● DATA SUPPLIED
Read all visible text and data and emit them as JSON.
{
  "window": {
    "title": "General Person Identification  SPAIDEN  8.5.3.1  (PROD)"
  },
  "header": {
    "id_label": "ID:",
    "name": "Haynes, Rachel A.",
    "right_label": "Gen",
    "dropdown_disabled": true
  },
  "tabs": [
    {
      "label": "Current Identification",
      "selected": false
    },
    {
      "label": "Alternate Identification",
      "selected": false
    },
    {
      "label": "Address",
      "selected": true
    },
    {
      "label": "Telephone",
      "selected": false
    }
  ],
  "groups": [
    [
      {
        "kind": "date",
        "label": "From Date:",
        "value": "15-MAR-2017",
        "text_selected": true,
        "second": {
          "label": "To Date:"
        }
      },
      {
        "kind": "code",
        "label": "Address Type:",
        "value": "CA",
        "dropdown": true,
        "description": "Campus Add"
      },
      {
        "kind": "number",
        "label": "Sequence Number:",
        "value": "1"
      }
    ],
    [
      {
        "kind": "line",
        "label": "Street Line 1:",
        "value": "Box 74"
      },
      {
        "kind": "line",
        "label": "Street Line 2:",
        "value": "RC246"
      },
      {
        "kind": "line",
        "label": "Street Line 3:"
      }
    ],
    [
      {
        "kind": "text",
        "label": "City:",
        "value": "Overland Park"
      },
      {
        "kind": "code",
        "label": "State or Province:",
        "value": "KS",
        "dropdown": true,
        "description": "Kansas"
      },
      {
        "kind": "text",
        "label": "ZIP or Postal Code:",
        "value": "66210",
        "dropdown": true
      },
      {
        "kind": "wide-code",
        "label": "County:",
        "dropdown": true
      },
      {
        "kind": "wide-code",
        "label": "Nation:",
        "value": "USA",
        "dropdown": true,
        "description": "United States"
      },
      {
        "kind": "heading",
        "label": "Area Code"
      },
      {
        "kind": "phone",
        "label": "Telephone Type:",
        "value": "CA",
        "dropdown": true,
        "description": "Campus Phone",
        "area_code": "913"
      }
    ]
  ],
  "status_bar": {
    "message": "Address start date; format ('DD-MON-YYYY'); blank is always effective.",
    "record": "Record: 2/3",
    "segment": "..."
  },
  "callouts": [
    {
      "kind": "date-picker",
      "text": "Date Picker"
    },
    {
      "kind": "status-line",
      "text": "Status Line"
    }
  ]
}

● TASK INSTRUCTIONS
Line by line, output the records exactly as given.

● REPLY
Read all visible text and data and emit them as JSON.
{
  "window": {
    "title": "General Person Identification  SPAIDEN  8.5.3.1  (PROD)"
  },
  "header": {
    "id_label": "ID:",
    "name": "Haynes, Rachel A.",
    "right_label": "Gen",
    "dropdown_disabled": true
  },
  "tabs": [
    {
      "label": "Current Identification",
      "selected": false
    },
    {
      "label": "Alternate Identification",
      "selected": false
    },
    {
      "label": "Address",
      "selected": true
    },
    {
      "label": "Telephone",
      "selected": false
    }
  ],
  "groups": [
    [
      {
        "kind": "date",
        "label": "From Date:",
        "value": "15-MAR-2017",
        "text_selected": true,
        "second": {
          "label": "To Date:"
        }
      },
      {
        "kind": "code",
        "label": "Address Type:",
        "value": "CA",
        "dropdown": true,
        "description": "Campus Add"
      },
      {
        "kind": "number",
        "label": "Sequence Number:",
        "value": "1"
      }
    ],
    [
      {
        "kind": "line",
        "label": "Street Line 1:",
        "value": "Box 74"
      },
      {
        "kind": "line",
        "label": "Street Line 2:",
        "value": "RC246"
      },
      {
        "kind": "line",
        "label": "Street Line 3:"
      }
    ],
    [
      {
        "kind": "text",
        "label": "City:",
        "value": "Overland Park"
      },
      {
        "kind": "code",
        "label": "State or Province:",
        "value": "KS",
        "dropdown": true,
        "description": "Kansas"
      },
      {
        "kind": "text",
        "label": "ZIP or Postal Code:",
        "value": "66210",
        "dropdown": true
      },
      {
        "kind": "wide-code",
        "label": "County:",
        "dropdown": true
      },
      {
        "kind": "wide-code",
        "label": "Nation:",
        "value": "USA",
        "dropdown": true,
        "description": "United States"
      },
      {
        "kind": "heading",
        "label": "Area Code"
      },
      {
        "kind": "phone",
        "label": "Telephone Type:",
        "value": "CA",
        "dropdown": true,
        "description": "Campus Phone",
        "area_code": "913"
      }
    ]
  ],
  "status_bar": {
    "message": "Address start date; format ('DD-MON-YYYY'); blank is always effective.",
    "record": "Record: 2/3",
    "segment": "..."
  },
  "callouts": [
    {
      "kind": "date-picker",
      "text": "Date Picker"
    },
    {
      "kind": "status-line",
      "text": "Status Line"
    }
  ]
}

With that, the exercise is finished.